After 12 years at a BigLaw firm, I finally made the switch. I left my beloved law firm for a favorite client, which provided me with the opportunity to finally answer the “Big Question.”
I am a lawyer, but I’m also a mom, and during the mom parts of my life, I run into a lot of other lawyers (especially lawyer moms). I see them at swim lessons, at dance classes, and at school meetings. I think we might all wear some sort of invisible sign (exhaustion perhaps?) that draws us to one another. When I would realize that one of these lawyer moms had made “the switch,” I would stare at them wide-eyed—imagining the change, the loads of free time to spend time with my kids and on myself. Maybe I could learn how to bake!
In an effort to confirm my daydreams, I would subject my new lawyer-friend to my not-so-subtle 10-point quiz, all the questions circling around one basic theme: “Is it really so much better? Do you have… work-life balance?”
The answers I got were not particularly satisfying, amounting to something along the lines of “Yeah, for the most part, sort of.” To be fair to them, from where I sit now, that’s pretty much what I want say when someone asks. It would be a lot easier on the editors if I just stopped there, but that’s not my point.
I could pivot instead to talk about how I don’t miss billing hours (shocker). But then I could detail the stress of being a cost center instead of a money-maker, and perhaps mention how much I miss the stocked “school supply” room with its multi-colored pens and the tech support team only a few floors away. But again—that’s not my point. That’s the easy stuff.
The stress, I have to tell you, is all still there. We are still advising our clients on incredibly complex matters. Responses are still frequently needed in short periods of time. I have outside counsel, but to engage them they have to be, well, engaged, and run conflicts and be paid by somebody. As in-house counsel, I’m already here, so I need to be up to speed on corporate policies, new laws, old laws, areas of law (ahem, tax) that I prefer not to touch with a 10-foot pole, and generally be ready to issue-spot just about anything because the least-expected quandary is always what pops up in my inbox at the worst time.
My point, now that I’m finally getting around to it, is that I want that stress. I want to know all the laws. I want to be there at all points, reading every document that comes through, pushing to make sure that our outside counsel is doing things right, following every aspect of everything that could possibly touch my desk, as well as keeping up with the business teams and their new efforts and projects. And now I’m tired again.
Perhaps you can now see why the answer to the question about work-life balance and the in-house dream is not such a simple yes. It’s our ambition, our drive, our personal definition of success that pushes us, and we continue to push no matter what role—lawyer, parent, homeowner, board member, athlete—we choose to take. The demands of my job have lessened a bit through my move in-house, but my own demands on myself transitioned right along with me. We are, as a profession, competitive, driven perfectionists who will never be willing to compromise our standards regardless of what we are doing—and that’s OK.

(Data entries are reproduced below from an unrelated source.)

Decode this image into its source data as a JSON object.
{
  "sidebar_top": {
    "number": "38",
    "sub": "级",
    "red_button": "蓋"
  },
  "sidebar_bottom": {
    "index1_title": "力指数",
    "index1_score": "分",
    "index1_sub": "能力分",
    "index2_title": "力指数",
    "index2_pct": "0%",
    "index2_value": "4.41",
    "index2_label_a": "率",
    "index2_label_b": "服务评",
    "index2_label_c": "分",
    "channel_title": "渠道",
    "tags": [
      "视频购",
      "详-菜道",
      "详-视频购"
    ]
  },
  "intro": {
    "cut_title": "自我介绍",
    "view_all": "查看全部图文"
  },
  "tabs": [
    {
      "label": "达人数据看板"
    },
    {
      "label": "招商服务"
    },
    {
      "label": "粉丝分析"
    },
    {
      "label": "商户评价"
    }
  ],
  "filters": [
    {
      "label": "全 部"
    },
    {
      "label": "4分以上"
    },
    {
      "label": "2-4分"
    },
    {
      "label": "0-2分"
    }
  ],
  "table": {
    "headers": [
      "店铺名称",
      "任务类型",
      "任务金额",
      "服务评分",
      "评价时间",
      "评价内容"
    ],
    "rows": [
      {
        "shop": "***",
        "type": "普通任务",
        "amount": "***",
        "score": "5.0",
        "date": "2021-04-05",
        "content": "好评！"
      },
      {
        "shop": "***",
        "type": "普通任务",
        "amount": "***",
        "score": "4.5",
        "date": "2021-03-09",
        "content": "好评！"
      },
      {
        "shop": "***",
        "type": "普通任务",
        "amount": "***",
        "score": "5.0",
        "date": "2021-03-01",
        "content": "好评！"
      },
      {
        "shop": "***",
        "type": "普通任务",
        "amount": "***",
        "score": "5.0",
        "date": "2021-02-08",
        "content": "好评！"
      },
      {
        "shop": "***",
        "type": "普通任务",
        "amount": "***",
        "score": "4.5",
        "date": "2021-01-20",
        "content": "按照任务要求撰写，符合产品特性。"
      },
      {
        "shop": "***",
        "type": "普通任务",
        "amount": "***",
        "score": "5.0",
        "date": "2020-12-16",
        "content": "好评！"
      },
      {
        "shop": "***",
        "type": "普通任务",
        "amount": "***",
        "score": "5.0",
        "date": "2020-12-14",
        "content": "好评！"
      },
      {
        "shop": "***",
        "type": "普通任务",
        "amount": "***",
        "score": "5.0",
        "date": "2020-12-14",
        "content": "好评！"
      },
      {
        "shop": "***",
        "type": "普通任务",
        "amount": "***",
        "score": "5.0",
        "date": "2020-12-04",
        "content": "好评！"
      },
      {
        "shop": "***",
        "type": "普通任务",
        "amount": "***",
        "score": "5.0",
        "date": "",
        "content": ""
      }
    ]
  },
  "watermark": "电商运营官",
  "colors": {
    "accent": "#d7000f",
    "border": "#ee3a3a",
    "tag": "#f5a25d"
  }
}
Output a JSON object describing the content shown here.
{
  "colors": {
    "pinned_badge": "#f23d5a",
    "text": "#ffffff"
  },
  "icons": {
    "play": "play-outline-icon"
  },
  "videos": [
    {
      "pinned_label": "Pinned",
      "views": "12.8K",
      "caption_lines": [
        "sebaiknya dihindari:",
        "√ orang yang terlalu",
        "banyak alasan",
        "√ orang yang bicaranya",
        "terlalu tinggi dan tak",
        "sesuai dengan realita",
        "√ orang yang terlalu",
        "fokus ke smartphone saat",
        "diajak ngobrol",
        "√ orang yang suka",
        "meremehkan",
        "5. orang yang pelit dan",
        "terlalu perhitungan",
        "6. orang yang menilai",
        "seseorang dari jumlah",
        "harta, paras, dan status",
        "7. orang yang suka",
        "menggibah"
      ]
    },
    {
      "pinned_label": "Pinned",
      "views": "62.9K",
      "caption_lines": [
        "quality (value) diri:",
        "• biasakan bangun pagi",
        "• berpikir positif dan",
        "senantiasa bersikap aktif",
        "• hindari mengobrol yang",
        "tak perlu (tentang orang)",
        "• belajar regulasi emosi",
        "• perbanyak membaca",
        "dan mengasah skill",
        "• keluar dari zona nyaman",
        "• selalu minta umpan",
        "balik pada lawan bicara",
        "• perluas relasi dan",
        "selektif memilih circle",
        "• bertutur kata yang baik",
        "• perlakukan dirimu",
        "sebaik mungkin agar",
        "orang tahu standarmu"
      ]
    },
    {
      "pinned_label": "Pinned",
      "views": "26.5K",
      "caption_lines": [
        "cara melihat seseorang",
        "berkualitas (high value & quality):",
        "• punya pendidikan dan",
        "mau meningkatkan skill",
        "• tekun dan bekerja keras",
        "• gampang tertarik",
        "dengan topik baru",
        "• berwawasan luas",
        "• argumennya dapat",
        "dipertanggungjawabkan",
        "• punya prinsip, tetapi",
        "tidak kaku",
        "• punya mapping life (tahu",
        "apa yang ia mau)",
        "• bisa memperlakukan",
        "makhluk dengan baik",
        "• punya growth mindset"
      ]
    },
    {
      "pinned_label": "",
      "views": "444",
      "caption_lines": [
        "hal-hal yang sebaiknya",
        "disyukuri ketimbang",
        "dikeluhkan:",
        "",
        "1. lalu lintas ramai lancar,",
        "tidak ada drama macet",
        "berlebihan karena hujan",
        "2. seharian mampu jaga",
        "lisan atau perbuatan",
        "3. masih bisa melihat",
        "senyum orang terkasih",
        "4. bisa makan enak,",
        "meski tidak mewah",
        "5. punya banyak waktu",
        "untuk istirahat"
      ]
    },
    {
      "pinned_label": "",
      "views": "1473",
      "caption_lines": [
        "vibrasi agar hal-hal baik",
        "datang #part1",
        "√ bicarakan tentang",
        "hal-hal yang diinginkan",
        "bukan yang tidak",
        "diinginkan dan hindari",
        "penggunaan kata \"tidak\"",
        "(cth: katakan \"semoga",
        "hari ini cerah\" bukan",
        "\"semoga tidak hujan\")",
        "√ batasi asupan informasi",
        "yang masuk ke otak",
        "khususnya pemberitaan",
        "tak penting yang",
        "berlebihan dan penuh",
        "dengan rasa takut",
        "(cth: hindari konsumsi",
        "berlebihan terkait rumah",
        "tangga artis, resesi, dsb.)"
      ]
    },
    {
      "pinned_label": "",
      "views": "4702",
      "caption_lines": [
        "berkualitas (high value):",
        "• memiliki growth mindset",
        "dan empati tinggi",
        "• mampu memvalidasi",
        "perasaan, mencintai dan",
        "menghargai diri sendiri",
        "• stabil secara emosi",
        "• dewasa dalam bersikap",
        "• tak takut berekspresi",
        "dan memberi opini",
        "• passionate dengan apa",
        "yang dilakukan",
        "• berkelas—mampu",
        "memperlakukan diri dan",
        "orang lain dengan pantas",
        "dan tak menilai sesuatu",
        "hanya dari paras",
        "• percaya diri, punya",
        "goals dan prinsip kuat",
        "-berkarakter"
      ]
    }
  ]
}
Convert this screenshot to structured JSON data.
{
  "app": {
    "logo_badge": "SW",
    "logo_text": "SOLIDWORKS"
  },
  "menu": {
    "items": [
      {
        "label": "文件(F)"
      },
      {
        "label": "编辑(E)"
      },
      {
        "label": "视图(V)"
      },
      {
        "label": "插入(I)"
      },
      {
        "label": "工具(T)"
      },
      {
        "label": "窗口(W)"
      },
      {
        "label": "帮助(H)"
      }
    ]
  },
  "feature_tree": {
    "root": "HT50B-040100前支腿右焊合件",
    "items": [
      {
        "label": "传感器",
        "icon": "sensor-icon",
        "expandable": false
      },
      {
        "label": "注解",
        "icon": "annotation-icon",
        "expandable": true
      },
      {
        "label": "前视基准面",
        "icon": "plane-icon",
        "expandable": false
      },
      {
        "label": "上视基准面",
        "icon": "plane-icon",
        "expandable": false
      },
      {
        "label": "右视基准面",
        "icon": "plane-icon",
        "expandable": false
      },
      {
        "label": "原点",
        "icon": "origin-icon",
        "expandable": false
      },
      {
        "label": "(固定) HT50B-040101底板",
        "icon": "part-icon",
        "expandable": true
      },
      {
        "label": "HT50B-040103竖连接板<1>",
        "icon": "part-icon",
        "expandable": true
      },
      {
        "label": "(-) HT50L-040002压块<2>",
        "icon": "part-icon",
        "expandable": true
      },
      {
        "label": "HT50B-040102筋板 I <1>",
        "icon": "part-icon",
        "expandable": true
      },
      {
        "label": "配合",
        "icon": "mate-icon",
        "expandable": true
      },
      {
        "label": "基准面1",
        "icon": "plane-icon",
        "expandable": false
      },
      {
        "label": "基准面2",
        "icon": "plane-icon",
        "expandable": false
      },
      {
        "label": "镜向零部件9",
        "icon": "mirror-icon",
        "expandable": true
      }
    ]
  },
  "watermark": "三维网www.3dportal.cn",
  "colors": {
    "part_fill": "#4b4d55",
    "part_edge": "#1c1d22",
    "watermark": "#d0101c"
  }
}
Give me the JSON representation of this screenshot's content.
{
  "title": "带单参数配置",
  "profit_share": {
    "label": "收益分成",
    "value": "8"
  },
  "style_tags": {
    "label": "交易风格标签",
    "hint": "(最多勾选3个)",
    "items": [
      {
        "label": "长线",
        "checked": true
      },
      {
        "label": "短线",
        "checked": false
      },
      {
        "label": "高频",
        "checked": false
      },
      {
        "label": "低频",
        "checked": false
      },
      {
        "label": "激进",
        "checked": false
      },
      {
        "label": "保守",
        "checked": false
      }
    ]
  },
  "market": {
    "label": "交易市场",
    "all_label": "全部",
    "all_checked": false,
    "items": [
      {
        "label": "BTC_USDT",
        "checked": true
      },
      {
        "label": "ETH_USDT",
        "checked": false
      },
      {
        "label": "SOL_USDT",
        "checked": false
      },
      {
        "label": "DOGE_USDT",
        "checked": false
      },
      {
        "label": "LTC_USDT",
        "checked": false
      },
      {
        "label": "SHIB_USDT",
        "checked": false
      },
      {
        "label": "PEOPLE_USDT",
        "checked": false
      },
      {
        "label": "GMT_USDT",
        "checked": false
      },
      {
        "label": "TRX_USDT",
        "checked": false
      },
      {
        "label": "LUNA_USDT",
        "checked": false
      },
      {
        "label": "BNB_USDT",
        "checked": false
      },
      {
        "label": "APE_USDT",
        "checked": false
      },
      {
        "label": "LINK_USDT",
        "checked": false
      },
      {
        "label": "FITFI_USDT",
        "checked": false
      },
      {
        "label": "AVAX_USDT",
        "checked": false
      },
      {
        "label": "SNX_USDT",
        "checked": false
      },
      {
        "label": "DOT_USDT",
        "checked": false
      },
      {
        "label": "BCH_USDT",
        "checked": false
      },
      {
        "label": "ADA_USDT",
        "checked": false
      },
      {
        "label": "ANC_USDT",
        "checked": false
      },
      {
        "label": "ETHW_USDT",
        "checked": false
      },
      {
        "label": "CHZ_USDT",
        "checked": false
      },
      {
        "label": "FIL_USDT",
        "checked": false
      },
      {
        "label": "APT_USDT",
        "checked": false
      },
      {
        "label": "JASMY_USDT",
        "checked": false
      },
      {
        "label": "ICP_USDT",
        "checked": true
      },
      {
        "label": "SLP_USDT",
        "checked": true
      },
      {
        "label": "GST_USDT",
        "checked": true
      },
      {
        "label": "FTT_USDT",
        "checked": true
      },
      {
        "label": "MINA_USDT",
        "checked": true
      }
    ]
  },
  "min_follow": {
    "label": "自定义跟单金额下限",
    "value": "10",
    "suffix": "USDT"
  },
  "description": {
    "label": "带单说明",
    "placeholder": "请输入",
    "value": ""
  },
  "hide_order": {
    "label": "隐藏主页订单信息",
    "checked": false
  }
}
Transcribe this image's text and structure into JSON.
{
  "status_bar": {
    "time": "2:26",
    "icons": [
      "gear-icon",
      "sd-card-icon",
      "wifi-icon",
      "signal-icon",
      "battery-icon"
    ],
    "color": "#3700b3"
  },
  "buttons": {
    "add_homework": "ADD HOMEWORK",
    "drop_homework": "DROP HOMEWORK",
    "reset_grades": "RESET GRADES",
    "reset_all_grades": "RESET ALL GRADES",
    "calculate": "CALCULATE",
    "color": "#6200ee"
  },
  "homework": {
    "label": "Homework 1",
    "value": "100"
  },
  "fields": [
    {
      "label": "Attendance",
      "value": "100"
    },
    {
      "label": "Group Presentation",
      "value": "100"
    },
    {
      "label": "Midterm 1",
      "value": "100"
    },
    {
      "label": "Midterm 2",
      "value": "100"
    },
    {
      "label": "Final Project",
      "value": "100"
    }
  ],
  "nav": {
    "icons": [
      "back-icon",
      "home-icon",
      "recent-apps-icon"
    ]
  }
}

If the problem is not necessarily the job but instead ourselves, then is the dream of work-life balance always going to remain a dream? Frankly, I don’t think balance is what we need. Balance implies that the scales are always even, that we are always giving just as much to one side as the other. But one side is always going to require more of us in a given moment. Trying for balance will only ever lead to the feeling that neither side is getting enough.
Instead of pushing for an unachievable balance, my “switch” allowed me to pause and reevaluate how I was spending my time at home and the office, to be more thoughtful about what needed to get done right away and what could be removed from my mind until after family dinner (or put to the side until after that conference call). Multi-tasking is not always our friend, no matter how fantastic we are at it.
I can now see that I can focus more at my desk when I have also fit in my kickboxing class without feeling guilty about it. I can relax through some unscheduled hang-out time with the kids without checking my phone. I can be excited about the real vacation on my calendar because I know I am actually going to take it. And that doesn’t have a thing to do with me being inside or outside a firm (maybe except the vacation part—I have vacation days now!).
So the answer may be a switch in your job, but it might be that you don’t need that at all. Switch how you work. Change your goals. Change your mindset. Prioritize the moment you are in and know the other demands on your time will wait until you are ready to focus on them. And don’t forget to take that vacation—you deserve it.
About the Author
Melody R. Cross is vice president and corporate counsel at Prudential Financial, Inc., and formerly was a partner at Schiff Hardin LLP.